== Segment start ==
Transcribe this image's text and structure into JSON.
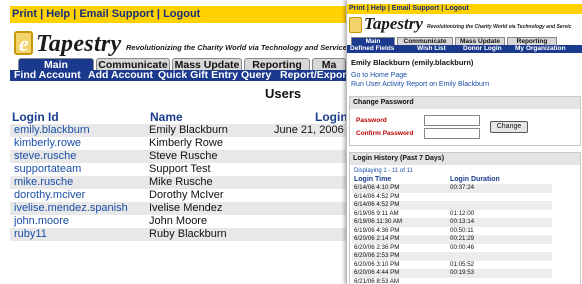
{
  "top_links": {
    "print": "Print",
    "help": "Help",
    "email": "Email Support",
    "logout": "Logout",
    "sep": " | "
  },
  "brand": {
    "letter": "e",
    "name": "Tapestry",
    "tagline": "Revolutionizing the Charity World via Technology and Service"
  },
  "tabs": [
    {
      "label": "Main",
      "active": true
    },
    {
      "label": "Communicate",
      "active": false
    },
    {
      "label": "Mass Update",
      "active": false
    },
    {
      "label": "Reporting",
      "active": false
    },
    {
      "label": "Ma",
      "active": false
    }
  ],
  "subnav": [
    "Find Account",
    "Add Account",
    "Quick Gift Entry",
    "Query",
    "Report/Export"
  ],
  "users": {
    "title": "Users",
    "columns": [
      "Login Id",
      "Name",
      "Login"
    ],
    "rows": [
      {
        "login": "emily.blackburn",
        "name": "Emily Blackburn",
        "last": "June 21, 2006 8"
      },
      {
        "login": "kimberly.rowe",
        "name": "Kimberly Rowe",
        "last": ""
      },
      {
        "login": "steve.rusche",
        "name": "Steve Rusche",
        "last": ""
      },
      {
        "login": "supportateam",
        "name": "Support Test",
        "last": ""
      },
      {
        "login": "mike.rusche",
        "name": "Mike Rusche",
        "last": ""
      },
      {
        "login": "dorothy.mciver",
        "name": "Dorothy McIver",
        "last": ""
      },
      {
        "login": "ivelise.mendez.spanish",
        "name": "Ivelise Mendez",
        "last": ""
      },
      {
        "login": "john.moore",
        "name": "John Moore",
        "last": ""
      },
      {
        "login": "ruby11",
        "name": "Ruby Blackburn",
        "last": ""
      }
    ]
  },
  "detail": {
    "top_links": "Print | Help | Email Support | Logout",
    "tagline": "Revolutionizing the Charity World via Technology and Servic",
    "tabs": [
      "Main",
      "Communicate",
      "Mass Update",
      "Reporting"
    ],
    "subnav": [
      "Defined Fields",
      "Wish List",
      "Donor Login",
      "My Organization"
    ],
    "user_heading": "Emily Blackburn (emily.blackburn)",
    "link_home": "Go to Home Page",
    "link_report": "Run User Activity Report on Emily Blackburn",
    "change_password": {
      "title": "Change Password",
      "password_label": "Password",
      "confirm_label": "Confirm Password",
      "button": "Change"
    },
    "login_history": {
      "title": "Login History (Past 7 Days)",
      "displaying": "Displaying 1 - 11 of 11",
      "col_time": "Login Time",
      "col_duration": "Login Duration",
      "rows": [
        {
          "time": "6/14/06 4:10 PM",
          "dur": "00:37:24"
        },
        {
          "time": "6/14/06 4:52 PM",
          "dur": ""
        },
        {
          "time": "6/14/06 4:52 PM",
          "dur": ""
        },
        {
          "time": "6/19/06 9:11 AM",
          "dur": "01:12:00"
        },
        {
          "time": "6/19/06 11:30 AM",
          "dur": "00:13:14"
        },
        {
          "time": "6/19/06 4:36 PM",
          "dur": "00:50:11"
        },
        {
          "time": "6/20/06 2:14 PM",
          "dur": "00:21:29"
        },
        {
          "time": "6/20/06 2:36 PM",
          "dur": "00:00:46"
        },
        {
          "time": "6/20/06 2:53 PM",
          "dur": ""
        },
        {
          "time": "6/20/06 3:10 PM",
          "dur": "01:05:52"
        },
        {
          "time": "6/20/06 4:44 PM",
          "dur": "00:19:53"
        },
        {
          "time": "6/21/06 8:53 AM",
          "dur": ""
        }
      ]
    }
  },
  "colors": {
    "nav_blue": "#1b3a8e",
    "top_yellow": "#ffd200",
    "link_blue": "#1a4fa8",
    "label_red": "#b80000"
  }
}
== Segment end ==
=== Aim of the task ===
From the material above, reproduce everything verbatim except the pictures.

=== Output of the task ===
Transcribe this image's text and structure into JSON.
{
  "top_links": {
    "print": "Print",
    "help": "Help",
    "email": "Email Support",
    "logout": "Logout",
    "sep": " | "
  },
  "brand": {
    "letter": "e",
    "name": "Tapestry",
    "tagline": "Revolutionizing the Charity World via Technology and Service"
  },
  "tabs": [
    {
      "label": "Main",
      "active": true
    },
    {
      "label": "Communicate",
      "active": false
    },
    {
      "label": "Mass Update",
      "active": false
    },
    {
      "label": "Reporting",
      "active": false
    },
    {
      "label": "Ma",
      "active": false
    }
  ],
  "subnav": [
    "Find Account",
    "Add Account",
    "Quick Gift Entry",
    "Query",
    "Report/Export"
  ],
  "users": {
    "title": "Users",
    "columns": [
      "Login Id",
      "Name",
      "Login"
    ],
    "rows": [
      {
        "login": "emily.blackburn",
        "name": "Emily Blackburn",
        "last": "June 21, 2006 8"
      },
      {
        "login": "kimberly.rowe",
        "name": "Kimberly Rowe",
        "last": ""
      },
      {
        "login": "steve.rusche",
        "name": "Steve Rusche",
        "last": ""
      },
      {
        "login": "supportateam",
        "name": "Support Test",
        "last": ""
      },
      {
        "login": "mike.rusche",
        "name": "Mike Rusche",
        "last": ""
      },
      {
        "login": "dorothy.mciver",
        "name": "Dorothy McIver",
        "last": ""
      },
      {
        "login": "ivelise.mendez.spanish",
        "name": "Ivelise Mendez",
        "last": ""
      },
      {
        "login": "john.moore",
        "name": "John Moore",
        "last": ""
      },
      {
        "login": "ruby11",
        "name": "Ruby Blackburn",
        "last": ""
      }
    ]
  },
  "detail": {
    "top_links": "Print | Help | Email Support | Logout",
    "tagline": "Revolutionizing the Charity World via Technology and Servic",
    "tabs": [
      "Main",
      "Communicate",
      "Mass Update",
      "Reporting"
    ],
    "subnav": [
      "Defined Fields",
      "Wish List",
      "Donor Login",
      "My Organization"
    ],
    "user_heading": "Emily Blackburn (emily.blackburn)",
    "link_home": "Go to Home Page",
    "link_report": "Run User Activity Report on Emily Blackburn",
    "change_password": {
      "title": "Change Password",
      "password_label": "Password",
      "confirm_label": "Confirm Password",
      "button": "Change"
    },
    "login_history": {
      "title": "Login History (Past 7 Days)",
      "displaying": "Displaying 1 - 11 of 11",
      "col_time": "Login Time",
      "col_duration": "Login Duration",
      "rows": [
        {
          "time": "6/14/06 4:10 PM",
          "dur": "00:37:24"
        },
        {
          "time": "6/14/06 4:52 PM",
          "dur": ""
        },
        {
          "time": "6/14/06 4:52 PM",
          "dur": ""
        },
        {
          "time": "6/19/06 9:11 AM",
          "dur": "01:12:00"
        },
        {
          "time": "6/19/06 11:30 AM",
          "dur": "00:13:14"
        },
        {
          "time": "6/19/06 4:36 PM",
          "dur": "00:50:11"
        },
        {
          "time": "6/20/06 2:14 PM",
          "dur": "00:21:29"
        },
        {
          "time": "6/20/06 2:36 PM",
          "dur": "00:00:46"
        },
        {
          "time": "6/20/06 2:53 PM",
          "dur": ""
        },
        {
          "time": "6/20/06 3:10 PM",
          "dur": "01:05:52"
        },
        {
          "time": "6/20/06 4:44 PM",
          "dur": "00:19:53"
        },
        {
          "time": "6/21/06 8:53 AM",
          "dur": ""
        }
      ]
    }
  },
  "colors": {
    "nav_blue": "#1b3a8e",
    "top_yellow": "#ffd200",
    "link_blue": "#1a4fa8",
    "label_red": "#b80000"
  }
}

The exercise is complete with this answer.